Originally derived from the noun, ubiquity, which refers to a presence everywhere at all times, this handy adjective describes something which is, or seems to be, everywhere. It can refer to something universally common, something pervasive in a certain context, or that which is encountered constantly. It is often used with some exaggeration, for things which seem unavoidable. There is also an adverb form; ubiquitously, and an additional noun form; ubiquitousness. That’s English for you.
The company’s advertising jingle is ubiquitous.
Chocolate is now a ubiquitous snack, but it used to be quite rare.
This is currently a ubiquitous fashion trend.
He is ubiquitous at family gatherings; it’s impossible to avoid him.
(n.) He strives for ubiquity/ubiquitousness. (Personally, I think the original is far less cumbersome)
(adv.) The pamphlets have been ubiquitously dispersed by a crowd of volunteers.
Etymology: 1830, from ubiquity (late 16th century), from Latin ubique ‘everywhere.‘

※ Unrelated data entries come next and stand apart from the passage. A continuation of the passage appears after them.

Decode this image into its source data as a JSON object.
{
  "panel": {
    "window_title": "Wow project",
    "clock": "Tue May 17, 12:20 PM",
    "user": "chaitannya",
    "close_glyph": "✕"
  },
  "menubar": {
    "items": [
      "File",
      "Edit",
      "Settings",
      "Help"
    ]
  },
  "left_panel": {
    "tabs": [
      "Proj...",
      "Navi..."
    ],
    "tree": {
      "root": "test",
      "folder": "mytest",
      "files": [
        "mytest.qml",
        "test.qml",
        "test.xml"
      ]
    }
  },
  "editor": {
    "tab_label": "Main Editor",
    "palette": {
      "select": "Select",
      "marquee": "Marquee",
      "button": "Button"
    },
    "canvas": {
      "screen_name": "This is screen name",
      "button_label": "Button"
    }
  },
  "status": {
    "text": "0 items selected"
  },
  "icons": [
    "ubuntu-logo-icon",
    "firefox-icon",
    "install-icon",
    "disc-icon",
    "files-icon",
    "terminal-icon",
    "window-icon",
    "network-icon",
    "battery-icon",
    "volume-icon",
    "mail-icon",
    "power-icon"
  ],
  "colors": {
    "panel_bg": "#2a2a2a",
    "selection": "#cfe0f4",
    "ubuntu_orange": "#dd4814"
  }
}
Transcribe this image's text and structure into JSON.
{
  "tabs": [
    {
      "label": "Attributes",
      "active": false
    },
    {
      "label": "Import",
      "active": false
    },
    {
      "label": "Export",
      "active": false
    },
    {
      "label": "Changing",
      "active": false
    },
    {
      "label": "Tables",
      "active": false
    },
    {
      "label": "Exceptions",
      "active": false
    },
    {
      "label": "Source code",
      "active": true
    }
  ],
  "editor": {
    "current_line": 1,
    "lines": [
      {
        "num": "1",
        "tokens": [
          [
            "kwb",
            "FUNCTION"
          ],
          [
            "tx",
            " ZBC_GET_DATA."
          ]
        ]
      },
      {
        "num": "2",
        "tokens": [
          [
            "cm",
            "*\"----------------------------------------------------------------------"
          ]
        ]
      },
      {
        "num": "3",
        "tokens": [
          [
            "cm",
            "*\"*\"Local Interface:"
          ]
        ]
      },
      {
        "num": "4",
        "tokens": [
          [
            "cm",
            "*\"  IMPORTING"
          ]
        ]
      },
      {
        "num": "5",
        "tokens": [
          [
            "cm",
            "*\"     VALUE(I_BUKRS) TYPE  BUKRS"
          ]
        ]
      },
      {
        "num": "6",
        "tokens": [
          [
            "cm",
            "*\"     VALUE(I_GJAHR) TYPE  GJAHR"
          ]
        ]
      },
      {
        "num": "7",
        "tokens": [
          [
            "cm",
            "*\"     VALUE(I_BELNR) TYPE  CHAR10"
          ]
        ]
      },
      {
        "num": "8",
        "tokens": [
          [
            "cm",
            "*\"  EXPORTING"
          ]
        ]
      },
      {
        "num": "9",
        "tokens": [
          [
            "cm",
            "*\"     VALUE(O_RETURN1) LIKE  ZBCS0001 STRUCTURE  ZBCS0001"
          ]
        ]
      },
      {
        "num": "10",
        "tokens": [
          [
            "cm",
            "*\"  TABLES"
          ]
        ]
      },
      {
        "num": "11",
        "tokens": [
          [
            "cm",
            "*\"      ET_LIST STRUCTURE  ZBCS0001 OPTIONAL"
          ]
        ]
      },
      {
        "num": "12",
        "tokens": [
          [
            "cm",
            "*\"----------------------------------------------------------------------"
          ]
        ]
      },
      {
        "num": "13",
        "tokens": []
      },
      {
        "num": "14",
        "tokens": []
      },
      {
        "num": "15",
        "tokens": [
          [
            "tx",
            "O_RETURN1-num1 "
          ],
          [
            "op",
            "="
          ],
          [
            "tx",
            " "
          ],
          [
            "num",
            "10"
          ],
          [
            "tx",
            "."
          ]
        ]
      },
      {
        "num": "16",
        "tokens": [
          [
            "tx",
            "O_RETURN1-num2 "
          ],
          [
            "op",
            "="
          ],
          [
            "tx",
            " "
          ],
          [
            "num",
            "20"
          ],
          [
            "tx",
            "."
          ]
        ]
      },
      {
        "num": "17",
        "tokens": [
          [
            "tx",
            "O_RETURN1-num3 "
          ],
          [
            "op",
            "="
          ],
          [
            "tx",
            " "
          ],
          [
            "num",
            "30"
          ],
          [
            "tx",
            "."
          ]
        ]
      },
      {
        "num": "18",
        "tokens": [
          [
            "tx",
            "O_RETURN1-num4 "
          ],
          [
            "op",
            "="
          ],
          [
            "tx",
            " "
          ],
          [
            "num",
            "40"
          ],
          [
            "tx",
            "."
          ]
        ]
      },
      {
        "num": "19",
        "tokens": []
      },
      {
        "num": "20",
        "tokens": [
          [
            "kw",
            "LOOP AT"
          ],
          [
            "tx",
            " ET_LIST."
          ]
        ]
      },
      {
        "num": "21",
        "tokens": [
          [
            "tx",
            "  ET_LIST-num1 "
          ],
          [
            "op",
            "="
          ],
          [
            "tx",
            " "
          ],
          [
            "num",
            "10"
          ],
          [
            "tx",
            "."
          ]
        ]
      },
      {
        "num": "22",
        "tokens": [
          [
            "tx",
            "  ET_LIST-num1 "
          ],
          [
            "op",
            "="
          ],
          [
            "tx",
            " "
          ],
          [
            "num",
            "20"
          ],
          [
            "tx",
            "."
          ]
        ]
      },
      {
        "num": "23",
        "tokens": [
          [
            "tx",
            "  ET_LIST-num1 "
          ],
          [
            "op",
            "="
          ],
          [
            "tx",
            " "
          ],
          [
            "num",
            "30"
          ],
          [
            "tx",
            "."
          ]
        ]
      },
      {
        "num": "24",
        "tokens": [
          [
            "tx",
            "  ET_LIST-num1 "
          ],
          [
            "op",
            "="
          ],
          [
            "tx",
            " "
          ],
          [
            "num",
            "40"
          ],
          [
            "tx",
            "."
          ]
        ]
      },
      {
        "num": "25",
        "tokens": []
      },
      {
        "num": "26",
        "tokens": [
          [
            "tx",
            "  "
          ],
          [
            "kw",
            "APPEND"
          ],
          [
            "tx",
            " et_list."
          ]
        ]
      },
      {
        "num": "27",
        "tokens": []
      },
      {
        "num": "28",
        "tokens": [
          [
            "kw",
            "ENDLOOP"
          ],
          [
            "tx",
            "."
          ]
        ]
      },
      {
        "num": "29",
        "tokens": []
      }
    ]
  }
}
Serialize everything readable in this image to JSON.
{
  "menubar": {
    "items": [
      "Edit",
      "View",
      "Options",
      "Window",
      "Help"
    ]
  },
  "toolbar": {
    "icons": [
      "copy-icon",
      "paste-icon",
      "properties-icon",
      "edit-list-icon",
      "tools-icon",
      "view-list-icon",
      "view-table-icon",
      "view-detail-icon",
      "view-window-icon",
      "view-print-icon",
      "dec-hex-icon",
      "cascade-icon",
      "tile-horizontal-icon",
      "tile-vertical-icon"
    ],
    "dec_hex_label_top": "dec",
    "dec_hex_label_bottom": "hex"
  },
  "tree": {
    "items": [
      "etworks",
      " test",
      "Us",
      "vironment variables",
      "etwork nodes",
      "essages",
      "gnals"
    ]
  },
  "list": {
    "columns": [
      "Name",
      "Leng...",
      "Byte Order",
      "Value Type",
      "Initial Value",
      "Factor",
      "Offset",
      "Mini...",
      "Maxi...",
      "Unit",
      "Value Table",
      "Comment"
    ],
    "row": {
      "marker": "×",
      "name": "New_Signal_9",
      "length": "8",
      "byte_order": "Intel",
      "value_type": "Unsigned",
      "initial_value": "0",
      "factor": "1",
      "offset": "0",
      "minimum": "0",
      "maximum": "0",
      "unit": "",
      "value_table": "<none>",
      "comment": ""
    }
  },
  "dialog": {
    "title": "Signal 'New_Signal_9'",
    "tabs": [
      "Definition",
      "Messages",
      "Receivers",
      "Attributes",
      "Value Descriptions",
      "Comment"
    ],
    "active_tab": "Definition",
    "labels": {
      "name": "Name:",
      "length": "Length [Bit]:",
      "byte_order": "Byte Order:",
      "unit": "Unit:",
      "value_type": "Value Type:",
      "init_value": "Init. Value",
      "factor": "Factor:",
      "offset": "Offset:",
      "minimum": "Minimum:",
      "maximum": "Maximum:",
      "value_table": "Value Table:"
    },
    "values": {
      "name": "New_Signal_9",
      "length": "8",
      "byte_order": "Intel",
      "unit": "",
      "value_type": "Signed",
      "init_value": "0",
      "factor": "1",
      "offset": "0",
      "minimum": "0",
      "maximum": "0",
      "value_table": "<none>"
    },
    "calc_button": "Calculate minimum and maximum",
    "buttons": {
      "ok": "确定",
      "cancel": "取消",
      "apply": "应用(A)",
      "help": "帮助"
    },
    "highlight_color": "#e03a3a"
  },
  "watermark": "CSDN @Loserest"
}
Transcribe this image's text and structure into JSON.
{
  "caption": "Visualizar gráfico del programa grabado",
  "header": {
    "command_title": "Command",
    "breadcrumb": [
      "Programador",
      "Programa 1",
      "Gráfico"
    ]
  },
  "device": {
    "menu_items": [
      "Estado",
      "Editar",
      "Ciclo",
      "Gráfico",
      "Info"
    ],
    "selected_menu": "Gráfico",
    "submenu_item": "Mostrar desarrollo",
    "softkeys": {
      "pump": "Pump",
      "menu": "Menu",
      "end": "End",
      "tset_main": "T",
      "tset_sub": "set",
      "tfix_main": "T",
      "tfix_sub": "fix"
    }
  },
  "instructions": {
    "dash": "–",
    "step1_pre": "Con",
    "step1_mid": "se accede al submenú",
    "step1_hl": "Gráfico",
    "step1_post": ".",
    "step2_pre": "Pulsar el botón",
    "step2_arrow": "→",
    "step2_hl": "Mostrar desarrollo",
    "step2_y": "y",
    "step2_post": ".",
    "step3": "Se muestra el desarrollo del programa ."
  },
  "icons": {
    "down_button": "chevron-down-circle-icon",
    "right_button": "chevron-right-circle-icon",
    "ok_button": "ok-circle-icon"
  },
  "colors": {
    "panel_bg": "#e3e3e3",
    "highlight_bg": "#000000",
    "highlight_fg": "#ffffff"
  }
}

And now common things have a bit more flair, thanks to their ubiquitous nature!